:: Work request ::
Among the entries that follow, find every line with the word "name" and list it.

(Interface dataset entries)
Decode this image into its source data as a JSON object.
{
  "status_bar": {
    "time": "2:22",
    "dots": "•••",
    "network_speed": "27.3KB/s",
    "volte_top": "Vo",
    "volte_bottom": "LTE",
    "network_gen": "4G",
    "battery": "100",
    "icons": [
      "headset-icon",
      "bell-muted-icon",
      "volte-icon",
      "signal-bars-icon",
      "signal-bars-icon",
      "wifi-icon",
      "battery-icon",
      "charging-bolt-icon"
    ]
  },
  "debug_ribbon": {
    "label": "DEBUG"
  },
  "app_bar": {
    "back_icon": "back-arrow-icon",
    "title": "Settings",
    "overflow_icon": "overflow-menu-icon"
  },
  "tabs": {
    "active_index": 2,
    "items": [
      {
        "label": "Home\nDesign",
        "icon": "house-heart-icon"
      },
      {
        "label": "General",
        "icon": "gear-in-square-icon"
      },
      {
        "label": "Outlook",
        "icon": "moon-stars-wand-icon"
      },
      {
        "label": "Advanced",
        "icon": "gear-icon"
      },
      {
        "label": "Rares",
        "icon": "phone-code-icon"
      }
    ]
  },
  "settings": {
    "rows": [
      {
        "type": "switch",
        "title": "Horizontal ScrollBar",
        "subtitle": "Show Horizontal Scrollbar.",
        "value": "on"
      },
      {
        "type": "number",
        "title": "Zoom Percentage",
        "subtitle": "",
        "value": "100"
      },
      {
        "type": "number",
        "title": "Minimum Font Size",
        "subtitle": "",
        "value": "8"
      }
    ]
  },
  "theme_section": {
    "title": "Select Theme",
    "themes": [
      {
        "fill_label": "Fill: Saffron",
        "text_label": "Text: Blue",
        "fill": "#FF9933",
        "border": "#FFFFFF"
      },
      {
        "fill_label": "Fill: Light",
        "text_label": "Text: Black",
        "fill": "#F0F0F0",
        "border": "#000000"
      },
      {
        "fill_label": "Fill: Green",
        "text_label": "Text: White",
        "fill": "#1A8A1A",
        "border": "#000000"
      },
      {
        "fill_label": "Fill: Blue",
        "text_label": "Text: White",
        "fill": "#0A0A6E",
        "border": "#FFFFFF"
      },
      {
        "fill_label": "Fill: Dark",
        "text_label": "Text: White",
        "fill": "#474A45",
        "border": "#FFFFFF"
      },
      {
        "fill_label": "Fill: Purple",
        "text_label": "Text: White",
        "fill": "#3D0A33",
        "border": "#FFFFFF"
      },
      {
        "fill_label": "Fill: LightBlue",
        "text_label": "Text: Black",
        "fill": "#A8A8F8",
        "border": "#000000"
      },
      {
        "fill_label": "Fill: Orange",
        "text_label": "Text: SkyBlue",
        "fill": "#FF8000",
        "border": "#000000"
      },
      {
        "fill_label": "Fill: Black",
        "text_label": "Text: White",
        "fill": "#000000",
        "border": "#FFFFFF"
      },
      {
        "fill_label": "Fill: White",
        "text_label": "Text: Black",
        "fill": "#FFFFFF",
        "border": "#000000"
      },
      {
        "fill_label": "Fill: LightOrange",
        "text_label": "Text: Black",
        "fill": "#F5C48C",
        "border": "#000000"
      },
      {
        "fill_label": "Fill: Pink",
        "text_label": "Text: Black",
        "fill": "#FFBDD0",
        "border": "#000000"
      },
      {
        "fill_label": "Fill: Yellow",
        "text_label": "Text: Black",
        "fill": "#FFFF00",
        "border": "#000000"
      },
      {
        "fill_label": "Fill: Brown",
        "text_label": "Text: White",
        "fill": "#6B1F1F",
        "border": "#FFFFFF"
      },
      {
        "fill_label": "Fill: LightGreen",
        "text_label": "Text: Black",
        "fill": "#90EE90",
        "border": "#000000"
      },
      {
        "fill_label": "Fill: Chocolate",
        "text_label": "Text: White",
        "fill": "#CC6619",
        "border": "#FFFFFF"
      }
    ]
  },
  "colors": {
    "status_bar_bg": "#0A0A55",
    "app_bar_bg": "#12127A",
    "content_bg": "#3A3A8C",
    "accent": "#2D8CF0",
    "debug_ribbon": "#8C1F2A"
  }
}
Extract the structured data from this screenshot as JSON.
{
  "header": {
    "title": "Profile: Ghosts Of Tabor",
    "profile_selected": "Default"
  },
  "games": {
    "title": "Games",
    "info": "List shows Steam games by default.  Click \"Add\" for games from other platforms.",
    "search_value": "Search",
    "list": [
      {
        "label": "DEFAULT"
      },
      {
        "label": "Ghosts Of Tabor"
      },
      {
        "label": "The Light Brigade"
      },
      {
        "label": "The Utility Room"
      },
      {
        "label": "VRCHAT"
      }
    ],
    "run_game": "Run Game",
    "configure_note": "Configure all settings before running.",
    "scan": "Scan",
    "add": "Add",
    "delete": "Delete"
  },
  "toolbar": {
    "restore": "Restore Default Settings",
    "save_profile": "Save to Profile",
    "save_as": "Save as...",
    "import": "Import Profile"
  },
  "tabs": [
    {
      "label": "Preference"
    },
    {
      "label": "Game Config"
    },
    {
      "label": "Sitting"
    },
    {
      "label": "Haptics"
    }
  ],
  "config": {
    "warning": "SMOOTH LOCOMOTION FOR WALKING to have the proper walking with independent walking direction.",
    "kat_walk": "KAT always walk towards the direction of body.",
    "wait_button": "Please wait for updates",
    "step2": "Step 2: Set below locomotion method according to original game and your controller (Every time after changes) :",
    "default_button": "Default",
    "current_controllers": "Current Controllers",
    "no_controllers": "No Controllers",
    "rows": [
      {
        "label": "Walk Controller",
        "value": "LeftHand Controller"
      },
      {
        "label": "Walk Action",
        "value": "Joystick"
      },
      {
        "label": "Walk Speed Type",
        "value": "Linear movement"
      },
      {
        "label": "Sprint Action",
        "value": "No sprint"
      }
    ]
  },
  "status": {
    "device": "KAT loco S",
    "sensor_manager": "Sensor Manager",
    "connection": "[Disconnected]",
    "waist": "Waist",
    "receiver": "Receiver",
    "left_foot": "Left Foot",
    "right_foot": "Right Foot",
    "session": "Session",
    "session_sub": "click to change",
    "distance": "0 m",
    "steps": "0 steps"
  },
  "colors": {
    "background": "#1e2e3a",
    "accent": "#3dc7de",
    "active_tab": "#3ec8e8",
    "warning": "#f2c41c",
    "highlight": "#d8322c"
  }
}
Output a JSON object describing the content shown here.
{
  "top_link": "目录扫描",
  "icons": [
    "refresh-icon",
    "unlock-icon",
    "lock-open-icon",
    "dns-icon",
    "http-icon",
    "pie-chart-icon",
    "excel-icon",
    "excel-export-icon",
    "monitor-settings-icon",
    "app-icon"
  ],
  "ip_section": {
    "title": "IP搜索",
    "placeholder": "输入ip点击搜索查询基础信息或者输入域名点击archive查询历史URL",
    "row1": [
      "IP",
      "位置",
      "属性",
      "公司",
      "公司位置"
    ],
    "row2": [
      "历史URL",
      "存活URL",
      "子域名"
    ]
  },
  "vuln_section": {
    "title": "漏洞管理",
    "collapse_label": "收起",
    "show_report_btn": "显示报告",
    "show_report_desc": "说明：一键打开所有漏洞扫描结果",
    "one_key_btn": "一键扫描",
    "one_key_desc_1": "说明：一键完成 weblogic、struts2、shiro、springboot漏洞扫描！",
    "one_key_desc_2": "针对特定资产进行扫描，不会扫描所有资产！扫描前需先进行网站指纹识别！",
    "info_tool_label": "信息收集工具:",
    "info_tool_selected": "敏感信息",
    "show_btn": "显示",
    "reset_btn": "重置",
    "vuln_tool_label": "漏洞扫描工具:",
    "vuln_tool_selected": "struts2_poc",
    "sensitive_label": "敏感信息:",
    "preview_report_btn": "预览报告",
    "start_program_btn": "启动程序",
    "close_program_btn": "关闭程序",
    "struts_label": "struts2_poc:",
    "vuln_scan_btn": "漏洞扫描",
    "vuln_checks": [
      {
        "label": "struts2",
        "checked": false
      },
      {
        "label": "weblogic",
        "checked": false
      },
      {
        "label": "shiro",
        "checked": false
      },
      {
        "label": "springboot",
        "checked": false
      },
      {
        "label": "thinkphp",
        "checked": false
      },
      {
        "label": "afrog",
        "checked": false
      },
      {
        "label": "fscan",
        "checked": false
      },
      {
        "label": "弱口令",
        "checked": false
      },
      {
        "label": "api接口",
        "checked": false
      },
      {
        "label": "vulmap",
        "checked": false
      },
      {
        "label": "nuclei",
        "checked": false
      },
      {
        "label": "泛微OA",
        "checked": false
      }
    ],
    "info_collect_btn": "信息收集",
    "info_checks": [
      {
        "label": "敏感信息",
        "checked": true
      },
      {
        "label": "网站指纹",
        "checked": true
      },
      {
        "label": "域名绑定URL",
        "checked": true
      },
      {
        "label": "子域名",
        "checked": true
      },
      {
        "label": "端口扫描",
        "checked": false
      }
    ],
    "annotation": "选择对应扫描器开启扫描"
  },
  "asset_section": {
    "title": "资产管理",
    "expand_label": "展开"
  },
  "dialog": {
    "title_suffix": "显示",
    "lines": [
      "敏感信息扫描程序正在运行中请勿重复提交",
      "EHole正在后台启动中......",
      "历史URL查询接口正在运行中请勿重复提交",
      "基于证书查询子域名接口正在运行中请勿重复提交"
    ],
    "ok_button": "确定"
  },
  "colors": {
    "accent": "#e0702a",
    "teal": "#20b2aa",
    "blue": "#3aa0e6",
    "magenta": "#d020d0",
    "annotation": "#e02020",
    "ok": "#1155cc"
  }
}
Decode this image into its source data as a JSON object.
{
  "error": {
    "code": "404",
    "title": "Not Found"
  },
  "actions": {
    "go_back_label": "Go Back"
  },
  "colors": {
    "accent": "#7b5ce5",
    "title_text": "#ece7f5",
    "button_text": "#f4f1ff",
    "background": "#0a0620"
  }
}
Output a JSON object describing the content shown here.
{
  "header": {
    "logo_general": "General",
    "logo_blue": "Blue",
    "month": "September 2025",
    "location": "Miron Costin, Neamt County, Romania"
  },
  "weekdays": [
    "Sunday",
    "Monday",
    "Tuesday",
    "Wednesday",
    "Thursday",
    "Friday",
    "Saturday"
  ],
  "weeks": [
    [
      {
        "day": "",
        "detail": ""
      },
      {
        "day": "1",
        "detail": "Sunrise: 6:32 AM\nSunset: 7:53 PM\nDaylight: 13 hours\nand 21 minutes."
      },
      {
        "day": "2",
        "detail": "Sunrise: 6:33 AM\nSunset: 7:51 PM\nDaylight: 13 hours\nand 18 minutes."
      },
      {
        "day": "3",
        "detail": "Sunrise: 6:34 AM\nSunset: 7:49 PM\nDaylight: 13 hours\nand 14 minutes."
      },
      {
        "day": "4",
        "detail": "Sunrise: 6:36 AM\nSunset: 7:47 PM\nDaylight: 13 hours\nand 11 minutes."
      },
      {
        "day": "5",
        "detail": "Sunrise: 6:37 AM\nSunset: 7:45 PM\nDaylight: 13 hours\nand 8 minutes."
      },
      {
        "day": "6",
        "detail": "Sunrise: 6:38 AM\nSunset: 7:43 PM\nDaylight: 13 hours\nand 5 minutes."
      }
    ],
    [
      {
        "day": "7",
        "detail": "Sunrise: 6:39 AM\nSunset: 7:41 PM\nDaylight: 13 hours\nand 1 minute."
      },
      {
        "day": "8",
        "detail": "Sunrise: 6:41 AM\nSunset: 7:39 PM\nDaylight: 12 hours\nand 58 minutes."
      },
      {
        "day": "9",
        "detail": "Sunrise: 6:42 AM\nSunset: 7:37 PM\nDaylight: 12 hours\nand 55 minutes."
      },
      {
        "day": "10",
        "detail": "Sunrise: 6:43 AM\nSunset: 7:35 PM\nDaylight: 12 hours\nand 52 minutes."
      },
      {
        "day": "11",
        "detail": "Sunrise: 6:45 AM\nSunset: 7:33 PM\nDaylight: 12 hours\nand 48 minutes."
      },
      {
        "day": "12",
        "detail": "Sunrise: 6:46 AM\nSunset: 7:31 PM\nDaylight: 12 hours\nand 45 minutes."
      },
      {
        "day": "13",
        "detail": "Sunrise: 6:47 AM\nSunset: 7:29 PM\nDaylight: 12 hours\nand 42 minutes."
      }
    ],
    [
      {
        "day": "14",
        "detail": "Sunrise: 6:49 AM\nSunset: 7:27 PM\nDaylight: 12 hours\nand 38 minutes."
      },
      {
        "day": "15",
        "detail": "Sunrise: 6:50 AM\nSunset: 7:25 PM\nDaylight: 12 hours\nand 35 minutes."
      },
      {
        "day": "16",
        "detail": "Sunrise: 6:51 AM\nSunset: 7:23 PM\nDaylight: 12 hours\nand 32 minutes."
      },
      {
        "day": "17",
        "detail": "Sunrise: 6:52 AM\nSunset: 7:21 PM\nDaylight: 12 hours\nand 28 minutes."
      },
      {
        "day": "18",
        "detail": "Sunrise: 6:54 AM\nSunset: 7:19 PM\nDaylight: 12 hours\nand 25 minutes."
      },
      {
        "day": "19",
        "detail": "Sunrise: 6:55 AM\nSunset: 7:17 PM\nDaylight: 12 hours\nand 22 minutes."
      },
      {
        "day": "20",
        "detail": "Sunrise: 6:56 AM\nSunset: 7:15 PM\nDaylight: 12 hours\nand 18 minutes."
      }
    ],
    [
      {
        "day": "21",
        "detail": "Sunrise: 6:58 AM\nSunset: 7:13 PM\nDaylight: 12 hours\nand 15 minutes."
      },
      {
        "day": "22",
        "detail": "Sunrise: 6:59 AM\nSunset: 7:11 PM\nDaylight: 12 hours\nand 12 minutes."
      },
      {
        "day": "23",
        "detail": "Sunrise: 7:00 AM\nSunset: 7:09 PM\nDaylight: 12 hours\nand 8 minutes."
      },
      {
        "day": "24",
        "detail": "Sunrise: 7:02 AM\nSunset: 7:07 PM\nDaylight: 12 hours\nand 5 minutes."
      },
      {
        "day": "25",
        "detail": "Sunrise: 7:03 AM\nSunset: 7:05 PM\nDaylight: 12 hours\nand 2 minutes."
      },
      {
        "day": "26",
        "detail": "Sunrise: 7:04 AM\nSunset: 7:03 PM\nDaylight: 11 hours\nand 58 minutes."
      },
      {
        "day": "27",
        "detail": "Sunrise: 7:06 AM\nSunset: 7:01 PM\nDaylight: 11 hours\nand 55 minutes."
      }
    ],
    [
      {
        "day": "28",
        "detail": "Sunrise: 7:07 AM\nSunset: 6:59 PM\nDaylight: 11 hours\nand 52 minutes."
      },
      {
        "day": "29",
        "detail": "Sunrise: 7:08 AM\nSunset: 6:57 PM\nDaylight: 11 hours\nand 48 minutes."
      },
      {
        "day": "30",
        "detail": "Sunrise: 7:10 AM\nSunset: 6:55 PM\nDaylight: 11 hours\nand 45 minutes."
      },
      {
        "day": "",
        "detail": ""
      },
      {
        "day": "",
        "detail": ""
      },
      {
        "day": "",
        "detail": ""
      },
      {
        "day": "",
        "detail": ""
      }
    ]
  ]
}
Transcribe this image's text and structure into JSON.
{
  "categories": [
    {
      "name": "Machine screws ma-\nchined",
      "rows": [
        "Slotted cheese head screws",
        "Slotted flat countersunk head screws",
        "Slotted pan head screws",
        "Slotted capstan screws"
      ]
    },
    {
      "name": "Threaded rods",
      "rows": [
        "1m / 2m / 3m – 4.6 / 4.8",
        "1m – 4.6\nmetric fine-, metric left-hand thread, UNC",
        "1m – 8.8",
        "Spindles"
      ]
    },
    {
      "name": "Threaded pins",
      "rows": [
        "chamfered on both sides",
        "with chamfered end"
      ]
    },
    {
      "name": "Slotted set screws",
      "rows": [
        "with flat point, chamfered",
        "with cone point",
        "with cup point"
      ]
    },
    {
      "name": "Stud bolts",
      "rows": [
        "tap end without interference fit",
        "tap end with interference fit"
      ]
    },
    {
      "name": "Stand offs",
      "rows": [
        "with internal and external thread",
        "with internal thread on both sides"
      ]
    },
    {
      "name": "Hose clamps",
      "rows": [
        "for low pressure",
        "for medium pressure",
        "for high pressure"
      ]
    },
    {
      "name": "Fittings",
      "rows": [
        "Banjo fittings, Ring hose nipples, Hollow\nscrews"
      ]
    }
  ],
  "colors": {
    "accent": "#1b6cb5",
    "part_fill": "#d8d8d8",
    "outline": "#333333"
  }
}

:: Output below ::
      "name": "Machine screws ma-\nchined",
      "name": "Threaded rods",
      "name": "Threaded pins",
      "name": "Slotted set screws",
      "name": "Stud bolts",
      "name": "Stand offs",
      "name": "Hose clamps",
      "name": "Fittings",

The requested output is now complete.